This year, the Salon du Chocolat hosts 230 exhibitors from over 60 countries in a consumer-facing event that also attracts buyers and professionals from the international market and over 100,000 visitors.
The concept quickly became a global phenomenon and there are now Salon du Chocolat shows in major cities including New York, Tokyo, London, Beirut, Shanghai and Moscow.
But it is Paris, its spiritual home, which attracts most attention, making it a sell-out every year, especially at the weekend when consumers flock to the Pavillion at Paris-Porte de Versailles, looking for a festival of flavours from around the world and new chocolate experiences.
“The success of the Salon du Chocolat is a force for good, for everyone around the world. It may well be the magic potion for the 21st century – the only one that everyone still agrees on,” said Douce.
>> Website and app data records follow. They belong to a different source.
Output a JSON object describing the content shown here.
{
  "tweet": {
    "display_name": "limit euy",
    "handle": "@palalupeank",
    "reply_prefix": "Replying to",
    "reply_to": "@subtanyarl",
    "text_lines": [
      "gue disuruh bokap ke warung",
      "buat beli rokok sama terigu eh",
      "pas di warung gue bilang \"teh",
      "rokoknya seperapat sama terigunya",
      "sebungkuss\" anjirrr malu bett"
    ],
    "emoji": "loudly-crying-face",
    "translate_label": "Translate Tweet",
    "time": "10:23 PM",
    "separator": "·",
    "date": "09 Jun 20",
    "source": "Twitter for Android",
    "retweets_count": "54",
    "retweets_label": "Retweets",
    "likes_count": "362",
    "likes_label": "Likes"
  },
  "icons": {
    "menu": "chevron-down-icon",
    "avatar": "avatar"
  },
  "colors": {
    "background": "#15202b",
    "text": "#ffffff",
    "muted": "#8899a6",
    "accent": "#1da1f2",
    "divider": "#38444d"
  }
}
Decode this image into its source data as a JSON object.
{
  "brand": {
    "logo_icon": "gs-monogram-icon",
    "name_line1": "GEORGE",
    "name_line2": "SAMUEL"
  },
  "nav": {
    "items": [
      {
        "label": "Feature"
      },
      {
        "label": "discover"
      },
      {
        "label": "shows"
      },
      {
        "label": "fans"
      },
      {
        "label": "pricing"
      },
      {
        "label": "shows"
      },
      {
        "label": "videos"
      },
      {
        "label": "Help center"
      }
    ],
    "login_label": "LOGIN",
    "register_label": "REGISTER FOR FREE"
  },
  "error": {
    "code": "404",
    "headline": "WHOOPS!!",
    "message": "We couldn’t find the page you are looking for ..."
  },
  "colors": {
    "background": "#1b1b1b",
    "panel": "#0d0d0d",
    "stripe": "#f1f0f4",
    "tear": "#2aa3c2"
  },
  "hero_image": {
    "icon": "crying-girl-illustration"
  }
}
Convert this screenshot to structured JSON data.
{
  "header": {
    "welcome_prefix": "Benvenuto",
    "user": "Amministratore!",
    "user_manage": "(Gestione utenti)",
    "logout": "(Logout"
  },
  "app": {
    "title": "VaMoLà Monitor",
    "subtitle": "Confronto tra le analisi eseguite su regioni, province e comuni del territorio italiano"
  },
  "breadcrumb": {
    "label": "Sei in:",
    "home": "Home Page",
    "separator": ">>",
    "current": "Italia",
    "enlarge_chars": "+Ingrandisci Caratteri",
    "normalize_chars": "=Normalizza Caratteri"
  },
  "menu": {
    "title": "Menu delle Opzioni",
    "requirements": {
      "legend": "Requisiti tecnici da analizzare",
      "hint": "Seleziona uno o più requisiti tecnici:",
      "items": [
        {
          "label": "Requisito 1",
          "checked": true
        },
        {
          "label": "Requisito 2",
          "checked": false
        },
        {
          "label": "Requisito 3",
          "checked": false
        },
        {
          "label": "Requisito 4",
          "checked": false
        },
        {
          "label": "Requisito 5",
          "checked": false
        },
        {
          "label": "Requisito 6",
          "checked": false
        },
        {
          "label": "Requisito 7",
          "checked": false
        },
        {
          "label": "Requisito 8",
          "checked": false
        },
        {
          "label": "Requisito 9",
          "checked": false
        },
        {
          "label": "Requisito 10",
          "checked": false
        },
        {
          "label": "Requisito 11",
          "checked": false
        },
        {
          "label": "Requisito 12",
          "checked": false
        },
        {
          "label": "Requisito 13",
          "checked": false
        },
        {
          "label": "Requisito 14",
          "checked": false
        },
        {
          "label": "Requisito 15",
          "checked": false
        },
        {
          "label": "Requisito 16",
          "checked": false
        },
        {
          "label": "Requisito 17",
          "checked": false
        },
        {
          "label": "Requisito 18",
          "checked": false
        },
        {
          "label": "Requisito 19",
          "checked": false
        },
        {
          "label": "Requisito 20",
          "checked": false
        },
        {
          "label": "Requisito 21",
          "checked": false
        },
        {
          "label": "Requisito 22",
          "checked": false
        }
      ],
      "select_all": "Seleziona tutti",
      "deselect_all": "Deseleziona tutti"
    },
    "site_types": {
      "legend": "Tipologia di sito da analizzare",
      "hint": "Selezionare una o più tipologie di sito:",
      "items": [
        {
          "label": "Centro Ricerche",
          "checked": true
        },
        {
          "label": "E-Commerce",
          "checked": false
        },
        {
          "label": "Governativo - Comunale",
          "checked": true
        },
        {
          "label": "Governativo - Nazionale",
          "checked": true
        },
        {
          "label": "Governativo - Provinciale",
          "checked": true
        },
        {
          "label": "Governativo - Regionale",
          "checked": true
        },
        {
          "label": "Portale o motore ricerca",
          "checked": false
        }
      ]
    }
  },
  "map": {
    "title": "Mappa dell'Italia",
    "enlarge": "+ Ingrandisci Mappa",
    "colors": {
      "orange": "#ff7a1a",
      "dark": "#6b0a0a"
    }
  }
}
As well as the chocolate, the Salon hosts a chocolate-inspired fashion show on a daily basis and is home to the International Cocoa Awards, which showcases the finest producers from around the world. The Chocosphere discussion area is also an important element of the Salon, providing an industry voice on a range of topics directly to an audience of consumers.
Clark Guittard from US chocolatier Guittard said it is an important event on the calendar as it not only attracts thousands of consumers but buyers from around the world. He said his company had already received interest from the Middle East and UK on the opening morning.
Hot topics reported from the floor this year include organic and sustainable packaging, as the cocoa industry continues to grapple with sustainability in the supply chain.
Douce and Jeantet see the Salon du Chocolat as an important player in promoting sustainability in the cocoa sector and enabling cocoa growers to provide an income for their families and pass down their expertise from generation to generation.
“For us, it is very important that Salon du Chocolat is a link between producer countries and the chocolate maker,” Douce told ConfectioneryNews.
Producer countries like Côte d'Ivoire and São Tomé have had a presence at the Salon since the beginning, Douce said, and it now attracts delegations from all the big cocoa growing countries including Ghana, Brazil and Colombia.
Regarding sustainability, Jeantet said it is also an important part of the show and this year in Paris, there is an area dedicated to ‘Origen Cocoa’ including growers from the Amazon cocoa belt.
Jeantet said he also takes an active interest in bio-diversity on cocoa farms and he is the founder of the International Cocoa Awards, which recognizes sustainable practices from the beginning of the supply chain.
The Salon du Chocolat held an event in Peru earlier this year and Jeantet said, “it was fabulous to see a Pervuvian cacao producer taste chocolate for the first time and marvel at what had been done with his harvest”.
Jeantet added it is important that issues like child labor are discussed openly as it creates more understanding at consumer level.
This year, the Salon is devoting more space to pastry chefs to present masterclasses in their craft.
The Salon du Chocolat continues to grow every year, said Douce. “I am proud that, with Francois, we created this event, and then we fell in love with the chocolate maker and pastry chefs. We help them attract a wider audience in a creative environment, and we also fell in love with the cocoa grower and we created a link with not only people from the industry at any level, but with consumers of all ages and backgrounds.”